(1145815)

view threaded

Re: PHOTOS: CALTRAN CALTRAIN IV

Posted by J trainloco on Wed Mar 21 18:32:16 2012, in response to Re: PHOTOS: CALTRAN CALTRAIN IV, posted by Spider-Pig on Wed Mar 21 01:33:14 2012.

Ok, RIVERline is obviously light rail, but why is that? What if instead of light rail vehicles they had chosen to go with a locomotive/un-powered coach arrangement? Is that the only thing differentiating light rail from commuter rail in that instance?

Although there may be a fuzzy line between modes,generally outside of the boundary area there is no doubt as to the definition. The NYC Subway is definitely NOT commuter rail,for example.

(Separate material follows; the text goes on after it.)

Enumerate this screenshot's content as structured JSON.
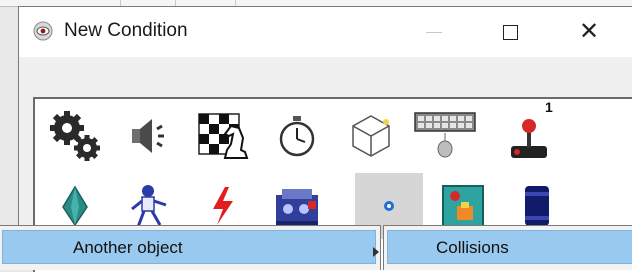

NYC is the perfect example actually. While we all know what's subway, and what's commuter rail, the main differences are fleet type, Fare collection method and signal system (what is SIRT anyway?) However, the cost savings advantages of 'minimums of modality' are practically non-existant. LIRR needs high platforms, within the city limits is generally grade separated, and requires a signal system that can handle the kind of headways generally associated with Rapid Transit systems. This all speaks to the point that you can't compare capital costs purely based upon mode; a case by case analysis must be made.

Anyway,I think there is more light rail/rapid transit overlap than rapid transit/commuter rail overlap.

Using the criteria you stipulated previously for commuter rail (low platforms, lack of grade separation, 'advanced' signalling not necessary), one could argue that the most overlap is actually between light rail and commuter rail.

(1146292)

view threaded

Re: PHOTOS: CALTRAN CALTRAIN IV

Posted by Dan Lawrence on Sat Mar 24 11:13:31 2012, in response to Re: PHOTOS: CALTRAN CALTRAIN IV, posted by Olog-hai on Wed Mar 21 17:11:30 2012.

POP does work. Get out of your cave and visit places that use POP.

(1146300)

view threaded

Re: PHOTOS: CALTRAN CALTRAIN IV

Posted by Alan Follett on Sat Mar 24 11:42:53 2012, in response to Re: PHOTOS: CALTRAN CALTRAIN IV, posted by Dan Lawrence on Sat Mar 24 11:13:31 2012.

I imagine the viability of POP varies from system to system according to the likelihood of inspection, severity of penalties, and general level of honesty among transit users in the community.

Alan Follett
Hercules, CA

[1 2]

< Previous Page  

Page 2 of 2

 

[ Return to the Message Index ]